The 2018 season has Started so lets GO4IT!
MX5 City sponsor Go4itracing in the championship this year comprising of 3 drivers Martin Tolley, Jack Warry and Stephen Foden.
In case you aren’t even remotely familiar with how internal combustion engines work, you should know that cam belt (also called timing belt) is one of the most important parts that regulate engine operation. It synchronises rotations of camshaft (or camshafts) and crankshaft of an engine. Moreover, rotation of the camshafts also regulates the opening and closing of the intake and exhaust valves, whose perfect timing is essential for optimal operation of the engine. Lastly, some engines also use the cam belt to drive things like water and oil pumps
This is why the breaking of a cam belt causes havoc for the car. Whichever car you’re driving, if the cam belt breaks, you’re getting stranded where you are and believe it or not but this is the best-case scenario. For most engines a broken cam belt also leads to serious damage since pistons usually destroy the valves.

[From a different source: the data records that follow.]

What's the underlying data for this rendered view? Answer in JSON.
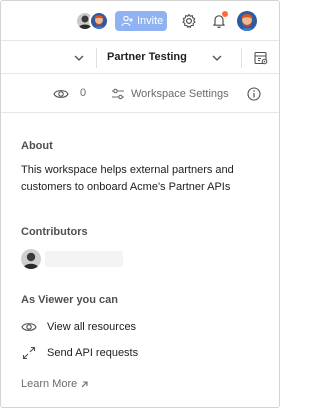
{
  "header": {
    "invite_label": "Invite",
    "icons": [
      "contributor-avatar",
      "contributor-avatar",
      "add-person-icon",
      "gear-icon",
      "bell-icon",
      "user-avatar"
    ],
    "accent": "#8fb2f3",
    "notification_color": "#ff6c37"
  },
  "environment": {
    "selected": "Partner Testing"
  },
  "workspace_bar": {
    "watch_count": "0",
    "settings_label": "Workspace Settings"
  },
  "about": {
    "heading": "About",
    "description": "This workspace helps external partners and customers to onboard Acme's Partner APIs"
  },
  "contributors": {
    "heading": "Contributors"
  },
  "viewer": {
    "heading": "As Viewer you can",
    "permissions": [
      {
        "label": "View all resources",
        "icon": "eye-icon"
      },
      {
        "label": "Send API requests",
        "icon": "send-request-icon"
      }
    ]
  },
  "learn_more": {
    "label": "Learn More",
    "icon": "external-arrow-icon"
  }
}
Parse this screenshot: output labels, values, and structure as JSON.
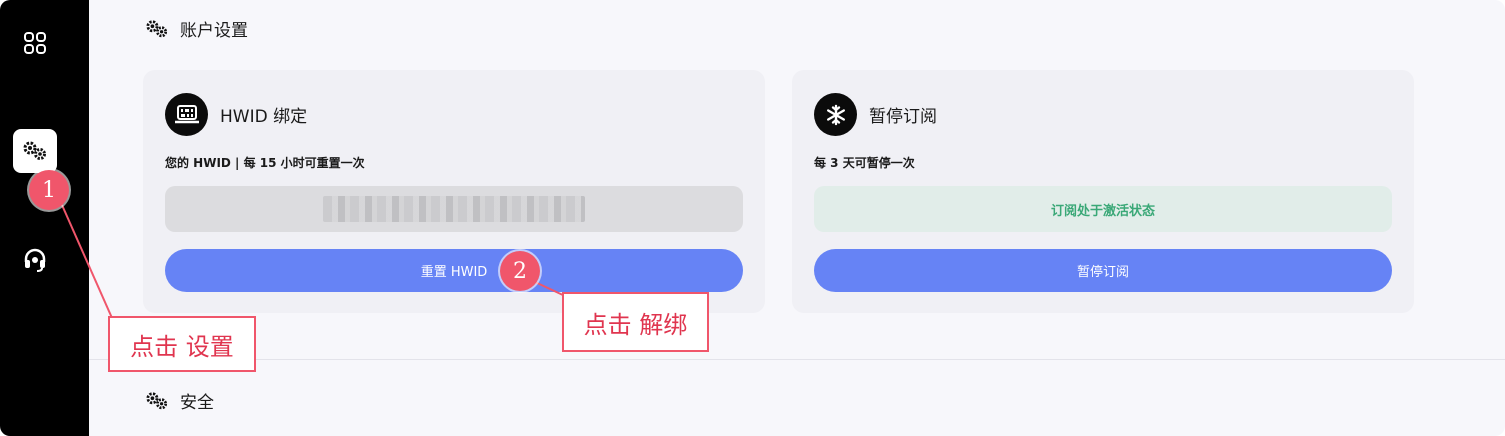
{
  "sidebar": {
    "items": [
      {
        "icon": "grid-icon"
      },
      {
        "icon": "gears-icon",
        "active": true
      },
      {
        "icon": "headset-icon"
      }
    ]
  },
  "account_section": {
    "title": "账户设置",
    "icon": "gears-icon"
  },
  "hwid_card": {
    "title": "HWID 绑定",
    "icon": "laptop-binary-icon",
    "subtitle": "您的 HWID | 每 15 小时可重置一次",
    "hwid_value_state": "blurred",
    "button_label": "重置 HWID"
  },
  "pause_card": {
    "title": "暂停订阅",
    "icon": "snowflake-icon",
    "subtitle": "每 3 天可暂停一次",
    "status_text": "订阅处于激活状态",
    "button_label": "暂停订阅"
  },
  "security_section": {
    "title": "安全",
    "icon": "gears-icon"
  },
  "annotations": {
    "marker1": "1",
    "marker2": "2",
    "callout1": "点击 设置",
    "callout2": "点击 解绑"
  },
  "colors": {
    "accent": "#6683f5",
    "annotation": "#f0566b",
    "status_green": "#3aa877",
    "sidebar_bg": "#000000"
  }
}
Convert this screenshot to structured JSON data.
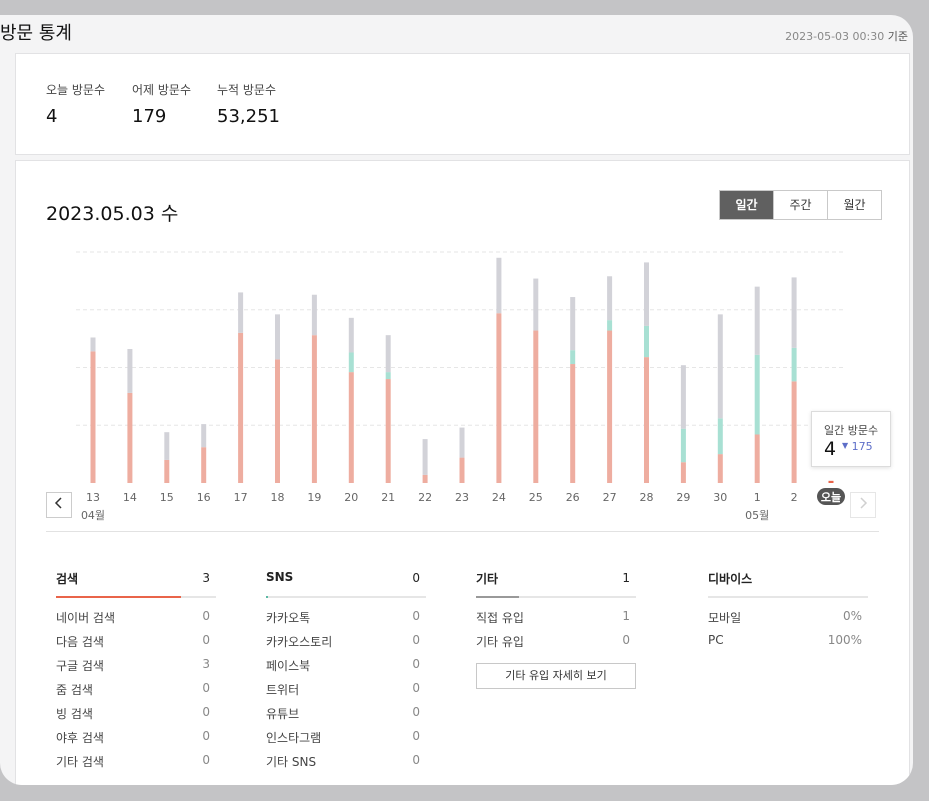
{
  "header": {
    "title": "방문 통계",
    "timestamp": "2023-05-03 00:30",
    "timestamp_suffix": "기준"
  },
  "summary": {
    "today": {
      "label": "오늘 방문수",
      "value": "4"
    },
    "yesterday": {
      "label": "어제 방문수",
      "value": "179"
    },
    "total": {
      "label": "누적 방문수",
      "value": "53,251"
    }
  },
  "main": {
    "date_title": "2023.05.03 수",
    "periods": [
      {
        "label": "일간",
        "active": true
      },
      {
        "label": "주간",
        "active": false
      },
      {
        "label": "월간",
        "active": false
      }
    ],
    "nav": {
      "prev_icon": "chevron-left-icon",
      "next_icon": "chevron-right-icon"
    }
  },
  "chart_data": {
    "type": "bar",
    "stacked": true,
    "grid": true,
    "ylim": [
      0,
      200
    ],
    "categories": [
      "13",
      "14",
      "15",
      "16",
      "17",
      "18",
      "19",
      "20",
      "21",
      "22",
      "23",
      "24",
      "25",
      "26",
      "27",
      "28",
      "29",
      "30",
      "1",
      "2",
      "오늘"
    ],
    "month_labels": [
      {
        "index": 0,
        "label": "04월"
      },
      {
        "index": 18,
        "label": "05월"
      }
    ],
    "today_label": "오늘",
    "series": [
      {
        "color": "#eeada0",
        "values": [
          114,
          78,
          20,
          31,
          130,
          107,
          128,
          96,
          90,
          7,
          22,
          147,
          132,
          103,
          132,
          109,
          18,
          25,
          42,
          88,
          2
        ]
      },
      {
        "color": "#a8e0d3",
        "values": [
          0,
          0,
          0,
          0,
          0,
          0,
          0,
          17,
          6,
          0,
          0,
          0,
          0,
          12,
          9,
          27,
          29,
          31,
          69,
          29,
          0
        ]
      },
      {
        "color": "#d2d2d8",
        "values": [
          12,
          38,
          24,
          20,
          35,
          39,
          35,
          30,
          32,
          31,
          26,
          48,
          45,
          46,
          38,
          55,
          55,
          90,
          59,
          61,
          0
        ]
      }
    ],
    "colors": {
      "grid": "#e6e6e6",
      "axis_text": "#666",
      "today_badge": "#555",
      "today_marker": "#e9644a"
    }
  },
  "tooltip": {
    "label": "일간 방문수",
    "value": "4",
    "delta_icon": "triangle-down-icon",
    "delta": "175"
  },
  "stats": {
    "search": {
      "title": "검색",
      "count": "3",
      "accent": "#e9644a",
      "fill": 0.78,
      "rows": [
        {
          "label": "네이버 검색",
          "value": "0"
        },
        {
          "label": "다음 검색",
          "value": "0"
        },
        {
          "label": "구글 검색",
          "value": "3"
        },
        {
          "label": "줌 검색",
          "value": "0"
        },
        {
          "label": "빙 검색",
          "value": "0"
        },
        {
          "label": "야후 검색",
          "value": "0"
        },
        {
          "label": "기타 검색",
          "value": "0"
        }
      ]
    },
    "sns": {
      "title": "SNS",
      "count": "0",
      "accent": "#5ab9a4",
      "fill": 0.01,
      "rows": [
        {
          "label": "카카오톡",
          "value": "0"
        },
        {
          "label": "카카오스토리",
          "value": "0"
        },
        {
          "label": "페이스북",
          "value": "0"
        },
        {
          "label": "트위터",
          "value": "0"
        },
        {
          "label": "유튜브",
          "value": "0"
        },
        {
          "label": "인스타그램",
          "value": "0"
        },
        {
          "label": "기타 SNS",
          "value": "0"
        }
      ]
    },
    "etc": {
      "title": "기타",
      "count": "1",
      "accent": "#999999",
      "fill": 0.27,
      "rows": [
        {
          "label": "직접 유입",
          "value": "1"
        },
        {
          "label": "기타 유입",
          "value": "0"
        }
      ],
      "detail_button": "기타 유입 자세히 보기"
    },
    "device": {
      "title": "디바이스",
      "rows": [
        {
          "label": "모바일",
          "value": "0%"
        },
        {
          "label": "PC",
          "value": "100%"
        }
      ]
    }
  }
}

This last thing is not something that will happen to your Mazda MX5, because it’s engine is a rather non-common non-interference and its pistons won’t damage the valves even if the cam belt breaks. However, having in mind all the issues, it’s easy to see why a timely replacement of the cam belt is a great idea.
On a side note, some manufacturers use timing chain instead of the belt. This is so mainly due to the fact that they are more durable, but timing belts have their advantages as well – they are far more cost effective, lighter and quieter, all of which seem like a must for a car such as the Mazda MX5. Moreover, the only downside to the cam belt is it’s lower durability, but a timely replacement does away with this issue completely, so let’s see when you should do this and what should come with it.
This is where things get a bit confusing. Even though most parts are basically the same in different markets, replacement intervals vary greatly. Now, it is common for manufacturers to have some differences for vastly different markets, but with the MX5’s recommendations, things do get a bit weird.
For example, in some markets there is no time limit for the cam belt’s functionality, it being dependent only on the mileage. However, in Canada, for example, the MX5 service manual states that you should replace it after every five years (60 months), provided you haven’t replaced it in the meantime due to high mileage. This is the most conservative time regulation, most others stating six years’ replacement schedule.
Speaking of the mileage aspect, the strictest one we’ve encountered states that the replacement is necessary after 54,000 miles. Most service manuals will stretch to 60,000 miles, but there are those that will go even further.
Due to the earlier explanations stating that a broken cam belt will not cause major breakdowns of the engine on the MX5, many owners opt to test its durability, or at least stretch it. This is where we get the info that is lacking with interference engines. Namely, risking a broken cam belt on one of those is almost unheard of, since it is not worth a dead engine, but on the MX5 we have seen loads of cam belts going strong for more than 100,000 miles. Judging by experience-based reports, 80,000 miles should keep your car safe with a single cam belt, although we would not dare recommend skipping periods that the manufacturer states.
In all honesty, cam belt life mostly depends on how much you abuse your car and how hard you drive it. This is exactly what leaves the room for the stretched replacement intervals. 60,000 miles that the manufacturer most commonly states should be a safe margin for almost any MX5, regardless of the market and the level of abuse, which means that most drivers who do not torture their cars shouldn’t experience any problems even if they go a bit over the stated mileage.
I know there are owners out there who are still stuck on that won’t-do-loads-of-damage-even-if-it-breaks part, feeling that it simply means they can drive it until the cam belt breaks and then replace it. So, is that a good idea? NO, IT IS NOT! If being left stranded god knows where is not enough of a reason for you to replace the cam belt before it breaks, you should know that there are other things to consider.
First of all, a worn belt (so, a still functional one) can cause problems with timing accuracy. We have spoken of how cam belts control synchronisation of the camshafts and crankshafts and why this is essential, so a problem with timing due to a worn cam belt can hinder the operation of your engine.
Secondly, when replacing the cam belt, some other things should be replaced as well. These include things like water pump, pulleys, tensioners, loads of seals, heating and cooling hoses, accessory belts and more. Some of these are a must, some depend on the condition, but each and every one of them is essential for proper engine operation, so replacing your cam belt after a certain mileage can also prevent other malfunctions of the mentioned parts.
Lastly, there is a pretty practical side of the sliding replacement schedule. If the service time is approaching close to the winter when most MX5s are driven far less, you can opt to postpone it for a few months and thus save money and make the next replacement later.
MX5 City now have three features in the Modern Classics Magazine where Joe Vollan's talks about his experience with us restoring his Mk2.